- What you should do -
Each line of the entries below that includes "title" belongs in your answer.

The records START

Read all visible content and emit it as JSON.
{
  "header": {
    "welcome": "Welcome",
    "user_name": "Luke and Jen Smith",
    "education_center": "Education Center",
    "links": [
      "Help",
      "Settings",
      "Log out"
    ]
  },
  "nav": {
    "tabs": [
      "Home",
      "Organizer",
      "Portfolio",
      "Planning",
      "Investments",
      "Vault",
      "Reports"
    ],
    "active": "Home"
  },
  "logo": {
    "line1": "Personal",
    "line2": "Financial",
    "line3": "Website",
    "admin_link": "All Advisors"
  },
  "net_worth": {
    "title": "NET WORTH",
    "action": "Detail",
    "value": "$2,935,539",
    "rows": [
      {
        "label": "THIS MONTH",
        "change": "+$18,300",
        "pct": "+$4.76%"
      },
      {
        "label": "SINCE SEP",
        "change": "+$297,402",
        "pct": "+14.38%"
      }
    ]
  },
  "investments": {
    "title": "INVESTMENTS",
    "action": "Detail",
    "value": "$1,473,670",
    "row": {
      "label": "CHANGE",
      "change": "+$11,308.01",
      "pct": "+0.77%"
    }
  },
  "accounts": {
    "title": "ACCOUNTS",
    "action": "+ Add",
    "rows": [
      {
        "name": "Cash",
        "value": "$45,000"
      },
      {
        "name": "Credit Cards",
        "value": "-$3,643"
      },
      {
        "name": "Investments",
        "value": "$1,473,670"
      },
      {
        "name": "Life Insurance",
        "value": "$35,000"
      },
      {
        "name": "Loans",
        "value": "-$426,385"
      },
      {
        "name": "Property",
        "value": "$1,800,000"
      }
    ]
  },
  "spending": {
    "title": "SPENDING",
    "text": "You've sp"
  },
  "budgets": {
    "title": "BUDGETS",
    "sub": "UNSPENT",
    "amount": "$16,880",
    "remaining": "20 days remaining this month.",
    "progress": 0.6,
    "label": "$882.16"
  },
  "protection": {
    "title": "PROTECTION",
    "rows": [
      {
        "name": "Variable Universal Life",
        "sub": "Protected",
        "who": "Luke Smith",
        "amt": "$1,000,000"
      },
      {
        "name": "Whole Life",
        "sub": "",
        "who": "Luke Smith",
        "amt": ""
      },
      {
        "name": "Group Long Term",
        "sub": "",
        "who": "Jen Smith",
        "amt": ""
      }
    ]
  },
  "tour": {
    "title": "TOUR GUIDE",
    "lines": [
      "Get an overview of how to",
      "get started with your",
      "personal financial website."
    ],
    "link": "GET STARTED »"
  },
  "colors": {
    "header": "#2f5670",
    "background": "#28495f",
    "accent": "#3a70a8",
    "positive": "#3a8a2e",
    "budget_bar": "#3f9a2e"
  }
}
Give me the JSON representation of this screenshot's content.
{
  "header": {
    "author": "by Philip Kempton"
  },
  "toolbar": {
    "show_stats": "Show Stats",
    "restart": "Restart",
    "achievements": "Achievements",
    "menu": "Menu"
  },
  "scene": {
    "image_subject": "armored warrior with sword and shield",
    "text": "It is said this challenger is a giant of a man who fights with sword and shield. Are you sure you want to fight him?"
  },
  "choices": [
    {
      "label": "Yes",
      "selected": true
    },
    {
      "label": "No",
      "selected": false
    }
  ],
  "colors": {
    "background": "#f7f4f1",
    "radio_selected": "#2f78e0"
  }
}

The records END

- Answer box -
    "title": "NET WORTH",
    "title": "INVESTMENTS",
    "title": "ACCOUNTS",
    "title": "SPENDING",
    "title": "BUDGETS",
    "title": "PROTECTION",
    "title": "TOUR GUIDE",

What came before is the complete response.